Projects Course 2017

UK 2029: Post-Natural Artefacts from the United Kingdom

UK 2029: Post-Natural Artefacts from the United Kingdom of England and Wales
Curated by Eva Auer, Sean Greaves and Joseph Revans

UK 2029 envisions a future post-Brexit United Kingdom within which legislation regarding the open release of genetically modified organisms is significantly relaxed, helping to kick start a consumer biotechnology sector at the forefront of synthetic biology research. This decision accelerates the commercialisation of biotechnologies, allowing companies to field test products and release them to the market. However, the change in legislation also empowers members of the DIY-bio community, allowing them to design – and more importantly use – bespoke biological solutions to their unique requirements.

The project is presented as three fictional case studies which explore how communities existing today could navigate this future and utilise biotechnologies unique capabilities to pursue their goals. Underpinned by research into the current capabilities of biotechnologies, the political agendas of existing communities in the United Kingdom, and the growth of DIY-bio; UK 2029 speculates on how these threads could intertwine and shape one another in the near future. Could the real biotech revolution happen from the ground up, driven by enthusiasts working outside the structures and agendas of industry, commerce and academia?

UK 2029 seeks to stimulate discussion about who should able to genetically modify organisms, what should be deemed to be acceptable reasons to do so?

Security and Protection – Dispersed Maker Communities

The government is responding to the Increased uptake in DIY bioengineers developing their own microbial products for private use by increasing their microbial surveillance within public spaces and airports. Coupled with the increased presence of patent trolls looking to exploit peer-peer DIY innovations, people are beginning to experiment with radical methods of protecting and concealing their creations from being stolen or taken from them.

One such procedure involves embedding tiny implant pouches within the skin to temporarily store their microbial factories, via a needle transfer.

Contained within inconspicuous pimple-like sites within the skin, the implant maintains their creations at perfect temperatures for survival whilst protecting the host from infection.

Biohacked Buildings – London

Over the past 10 years, one of the most controversial uses of genetic modification has been the biohacking of properties in areas of East and South London. Following the UK’s exit from the European Union, housing prices in London continued to escalate wildly, with increasing numbers of properties being bought as an investment and sitting empty.
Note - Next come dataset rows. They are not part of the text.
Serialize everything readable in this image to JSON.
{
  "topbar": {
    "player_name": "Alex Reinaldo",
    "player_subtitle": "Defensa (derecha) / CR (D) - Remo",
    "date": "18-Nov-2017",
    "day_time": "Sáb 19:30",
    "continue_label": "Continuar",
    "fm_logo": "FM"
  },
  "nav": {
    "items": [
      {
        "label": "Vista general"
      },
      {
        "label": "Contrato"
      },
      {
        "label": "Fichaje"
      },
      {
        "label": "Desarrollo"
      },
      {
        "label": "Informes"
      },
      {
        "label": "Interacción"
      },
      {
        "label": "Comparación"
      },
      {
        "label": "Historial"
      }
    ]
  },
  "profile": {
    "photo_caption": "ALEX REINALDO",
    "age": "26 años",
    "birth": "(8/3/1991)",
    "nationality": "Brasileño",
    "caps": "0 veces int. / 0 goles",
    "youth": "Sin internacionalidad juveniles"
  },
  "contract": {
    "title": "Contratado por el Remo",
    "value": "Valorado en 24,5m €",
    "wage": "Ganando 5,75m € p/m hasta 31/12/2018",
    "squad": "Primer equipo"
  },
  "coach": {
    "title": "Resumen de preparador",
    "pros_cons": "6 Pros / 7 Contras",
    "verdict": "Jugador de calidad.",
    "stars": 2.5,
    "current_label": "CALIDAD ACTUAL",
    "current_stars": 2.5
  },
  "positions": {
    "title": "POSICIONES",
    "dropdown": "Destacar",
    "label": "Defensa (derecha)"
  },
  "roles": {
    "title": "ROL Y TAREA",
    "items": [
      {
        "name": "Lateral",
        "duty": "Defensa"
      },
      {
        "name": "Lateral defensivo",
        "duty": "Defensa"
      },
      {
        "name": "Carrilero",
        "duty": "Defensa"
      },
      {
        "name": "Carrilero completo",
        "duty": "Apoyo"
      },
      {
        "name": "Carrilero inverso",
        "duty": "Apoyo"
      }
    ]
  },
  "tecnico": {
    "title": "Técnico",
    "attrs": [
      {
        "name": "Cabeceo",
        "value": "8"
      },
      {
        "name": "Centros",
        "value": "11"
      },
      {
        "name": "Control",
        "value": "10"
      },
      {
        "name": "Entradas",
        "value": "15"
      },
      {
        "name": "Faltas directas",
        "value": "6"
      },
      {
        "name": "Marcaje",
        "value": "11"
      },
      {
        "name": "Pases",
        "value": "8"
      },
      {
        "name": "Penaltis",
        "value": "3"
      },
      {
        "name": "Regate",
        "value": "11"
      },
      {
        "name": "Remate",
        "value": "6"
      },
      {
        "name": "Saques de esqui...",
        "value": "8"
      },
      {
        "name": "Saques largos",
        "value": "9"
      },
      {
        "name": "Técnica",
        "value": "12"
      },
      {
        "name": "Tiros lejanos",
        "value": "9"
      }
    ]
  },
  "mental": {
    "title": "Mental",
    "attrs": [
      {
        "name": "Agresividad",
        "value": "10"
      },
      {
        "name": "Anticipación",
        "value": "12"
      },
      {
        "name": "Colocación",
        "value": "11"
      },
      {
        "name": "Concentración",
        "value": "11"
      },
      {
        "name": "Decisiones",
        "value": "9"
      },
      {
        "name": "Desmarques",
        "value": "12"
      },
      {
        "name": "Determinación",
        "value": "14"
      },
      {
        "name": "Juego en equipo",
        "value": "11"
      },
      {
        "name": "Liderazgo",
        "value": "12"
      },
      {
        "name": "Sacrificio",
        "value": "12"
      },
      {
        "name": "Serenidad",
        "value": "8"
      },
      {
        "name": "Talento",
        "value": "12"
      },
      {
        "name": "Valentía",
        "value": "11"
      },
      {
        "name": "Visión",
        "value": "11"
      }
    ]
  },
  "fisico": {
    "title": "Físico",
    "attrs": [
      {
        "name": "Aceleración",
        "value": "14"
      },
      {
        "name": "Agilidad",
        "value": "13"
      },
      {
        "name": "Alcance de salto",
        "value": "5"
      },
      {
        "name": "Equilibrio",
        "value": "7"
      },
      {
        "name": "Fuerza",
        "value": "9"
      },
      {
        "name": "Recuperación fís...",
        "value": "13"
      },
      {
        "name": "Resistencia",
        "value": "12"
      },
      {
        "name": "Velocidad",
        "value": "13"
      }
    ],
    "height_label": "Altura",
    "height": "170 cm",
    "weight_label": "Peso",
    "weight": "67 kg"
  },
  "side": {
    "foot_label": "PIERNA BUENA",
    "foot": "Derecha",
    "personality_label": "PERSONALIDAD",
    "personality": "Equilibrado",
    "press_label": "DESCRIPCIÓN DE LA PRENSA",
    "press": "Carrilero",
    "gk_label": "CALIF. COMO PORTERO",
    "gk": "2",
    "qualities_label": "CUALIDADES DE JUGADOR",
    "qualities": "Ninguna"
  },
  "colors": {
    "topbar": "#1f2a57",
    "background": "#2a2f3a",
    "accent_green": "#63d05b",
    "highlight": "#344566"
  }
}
Anarchists such as the ORALS (Order of Rampaging Anarchist Life Scientists), respond to these conditions through utilising open source – or pirated – genes accessed online to combat societal issues facing low income communities. In an effort to devalue empty properties in London the group began injecting genetically modified fungi into brickwork, designed to grow through the walls and release airborne non-toxic hallucinogenic particles within the building’s interior. Widely considered as invasive, properties colonised by these fungi are significantly devalued due to the public’s decisive perceptions of hallucinogens.

Wildflower Protests – Sheffield

As you walk through the neighbourhood you live in, you’ve probably encountered a bank of wildflowers covered in neon blue bruises. What you are seeing is the result of the world’s first gene-drive as protest, which utilised the agency of living things to propagate through their environment as a means of spreading a political message.

Over the past 10 years within university labs, multiple species of wildflowers have been modified to contain a genetic switch which flood their petals with mTurquoise chromoproteins when grown in soils contaminated with high levels of heavy metals. This modification was engineered to ensure its inheritance to all offspring of the flowers, allowing it to spread through existing wildflower populations.

The deliberate release of the modified flower seeds via bird-feeders was perpetrated by a renegade researcher, intending to make visible the enduring environmental legacy of industry dismantled during the 1980s, which severely impacting the welfare of working class communities. The economic benefits of these industries for the workers has gone, but its contamination remains, and continuing to impact the health of the area’s current population.


UK 2029 the BioDesign Challenge Summit